Which brings me back to the issue of whether the ISI (or at least elements within it) really is involved in backing the Taliban in Afghanistan. There has been enough chatter around the issue for one to believe that there may be some kernel of truth to the matter. I have no proof and none has been conclusively presented but there is plenty of circumstantial evidence to support the thesis - after all, could the insurgency succeed without backing from any quarters in Pakistan? But putting your realpolitik hat on, try and think about it slightly differently. There are two questions:
Q1. Is the ISI's double-game directed against the US or against India, whose influence it is trying to counter in Afghanistan? I am no fan of the ISI and its shenanigans but given the mindset of the Pakistan army and the agency's mandate, would it not be completely understandable for it to work to undermine Indian influence on Pakistan's western flank? And who would be a more logical partner than the opposition to the government that it believes is completely in India's pocket? And it's not as if Indian intelligence agencies do not have their own goals in Afghanistan and have not actively pursued the objective of marginalizing Pakistan's interests in the country. Now, you may argue that the problem is that by using the Taliban to undermine Indian influence, the ISI would necessarily be pitting itself against US interests as well. And you may be right. But I am willing to bet (if this hypothesis is true) that the ISI believes it can limit the fallout - it would probably be as wrong as it has been in the past with such things but it would still believe it.
Q2. In strategic terms, is Pakistan hedging its bets vis a vis the Taliban, so entirely shocking? Given past history of US involvement in the region, given how badly the US war in Afghanistan has gone, given the history of broken promises regarding safeguarding Pakistani interests in the region (vis a vis India) and given the increasing domestic pressure in the US to pull out, is it entirely surprising if Pakistan should? Especially if it feels the US will eventually leave behind a mess like the last time it pulled out? Especially if it fears that once the US forces move out, it will have to confront hostile neighbours on both sides?
Now, I should clarify that I would be the last person you would think of as a Taliban supporter. I am merely attempting to argue within the security state paradigm, the way the military probably is thinking about this.
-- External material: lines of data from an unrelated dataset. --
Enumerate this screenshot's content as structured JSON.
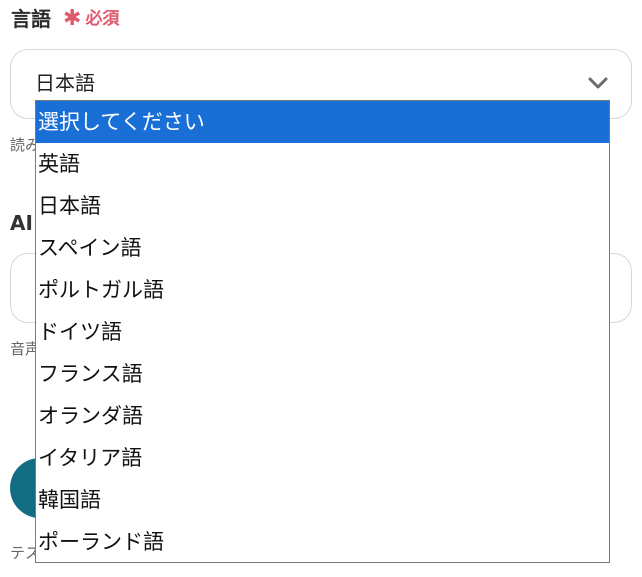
{
  "field": {
    "label": "言語",
    "required_mark": "✱",
    "required_text": "必須",
    "selected_value": "日本語"
  },
  "dropdown": {
    "options": [
      {
        "label": "選択してください",
        "selected": true
      },
      {
        "label": "英語"
      },
      {
        "label": "日本語"
      },
      {
        "label": "スペイン語"
      },
      {
        "label": "ポルトガル語"
      },
      {
        "label": "ドイツ語"
      },
      {
        "label": "フランス語"
      },
      {
        "label": "オランダ語"
      },
      {
        "label": "イタリア語"
      },
      {
        "label": "韓国語"
      },
      {
        "label": "ポーランド語"
      }
    ]
  },
  "background": {
    "help_text_1": "読み",
    "section_label_2": "AI",
    "help_text_2": "音声",
    "help_text_3": "テス"
  },
  "colors": {
    "required": "#e05a6e",
    "highlight": "#1a6fd6",
    "button": "#136d82"
  },
  "icons": {
    "chevron": "chevron-down-icon"
  }
}
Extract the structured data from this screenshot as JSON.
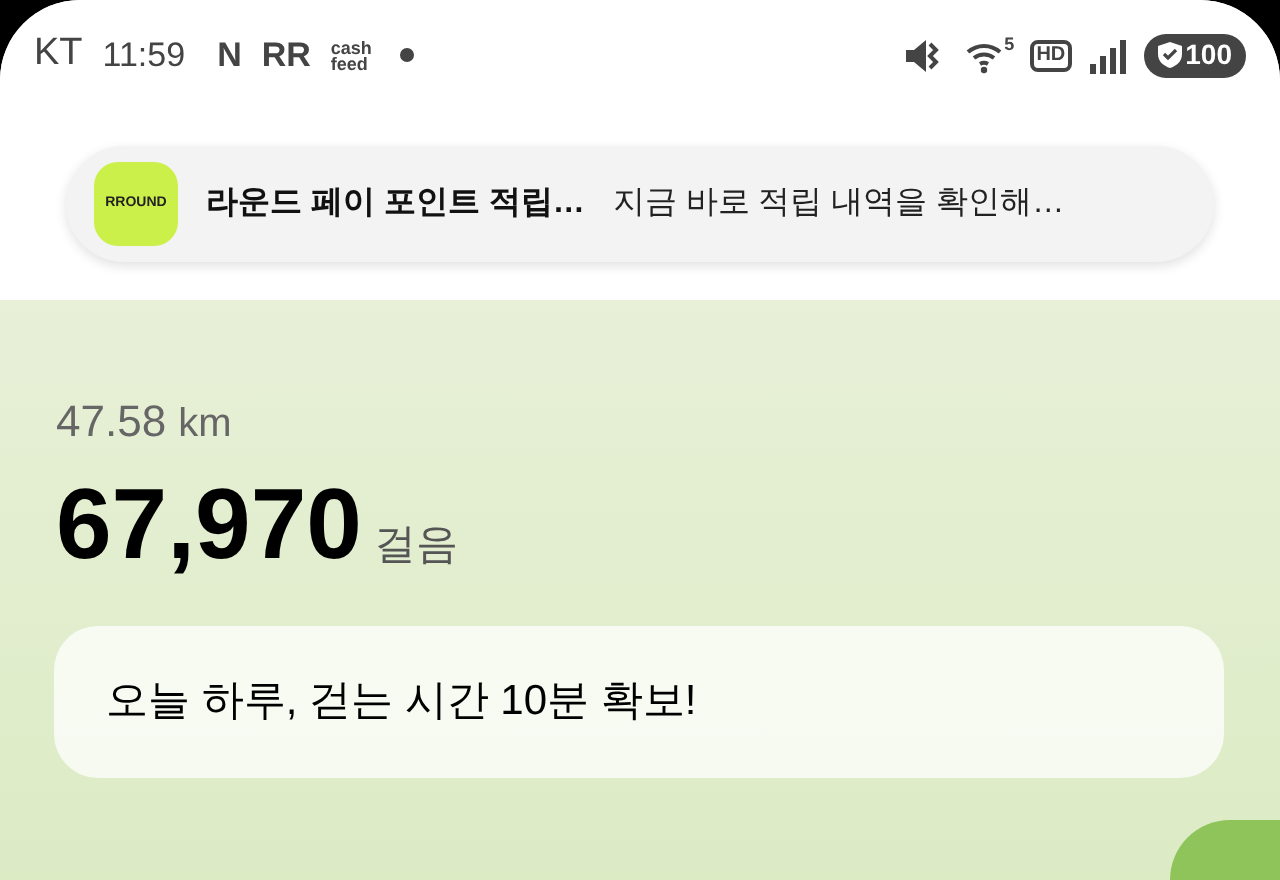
{
  "status_bar": {
    "carrier": "KT",
    "time": "11:59",
    "app_icons": [
      "N",
      "RR"
    ],
    "cashfeed": [
      "cash",
      "feed"
    ],
    "wifi_badge": "5",
    "hd": "HD",
    "battery": "100"
  },
  "notification": {
    "app_logo": "RROUND",
    "title": "라운드 페이 포인트 적립…",
    "body": "지금 바로 적립 내역을 확인해…"
  },
  "stats": {
    "distance": "47.58",
    "distance_unit": "km",
    "steps": "67,970",
    "steps_unit": "걸음"
  },
  "banner": {
    "text": "오늘 하루, 걷는 시간 10분 확보!"
  }
}
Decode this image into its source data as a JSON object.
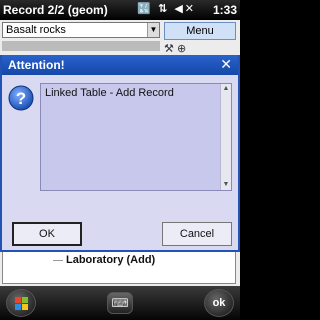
{
  "statusbar": {
    "title": "Record 2/2 (geom)",
    "icons": "🔣 ⇅ ◀✕",
    "time": "1:33"
  },
  "app": {
    "combo_value": "Basalt rocks",
    "menu_label": "Menu",
    "tree_item": "Laboratory (Add)"
  },
  "dialog": {
    "title": "Attention!",
    "close_glyph": "✕",
    "message": "Linked Table - Add Record",
    "ok_label": "OK",
    "cancel_label": "Cancel"
  },
  "softbar": {
    "keyboard_glyph": "⌨",
    "ok_label": "ok"
  },
  "colors": {
    "dialog_title": "#1447a8",
    "dialog_bg": "#d9d9f1",
    "message_bg": "#c8c8ec"
  }
}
It's not something I like (because of what the Taliban represent and what the other repercussions would be on Pakistan) but given the geostrategic imperatives of the region, it is something I can almost understand.
The biggest irony about the WikiLeaks saga is that while the documents may not have provided any smoking gun of Pakistani backing for the Taliban, the dismay in Western (particularly US) audiences over the failing war effort will almost surely lead to increasing pressure on their governments to pull out forces sooner rather than later...which would help entrench Pakistani military opinion that backing the Taliban is the sensible thing to do, as an insurance policy for the coming mess.
We are screwed either way.
So, Why The Inordinate Focus On Pakistan?
I wanted to end this post with my assessment of the possible game plan around the leaks. Particularly a comparison of how a marginal media player such as The Guardian has presented the findings as opposed to the major media player, The New York Times, since the two vastly different takes tell us a lot about the stakes involved. Plus how the issue has been dealt with by other media players in interested areas such as India. But this post is already too long and I am completely exhausted. So I will defer this portion for another separate post (or perhaps an update on this one) when I am slightly refreshed. Till then.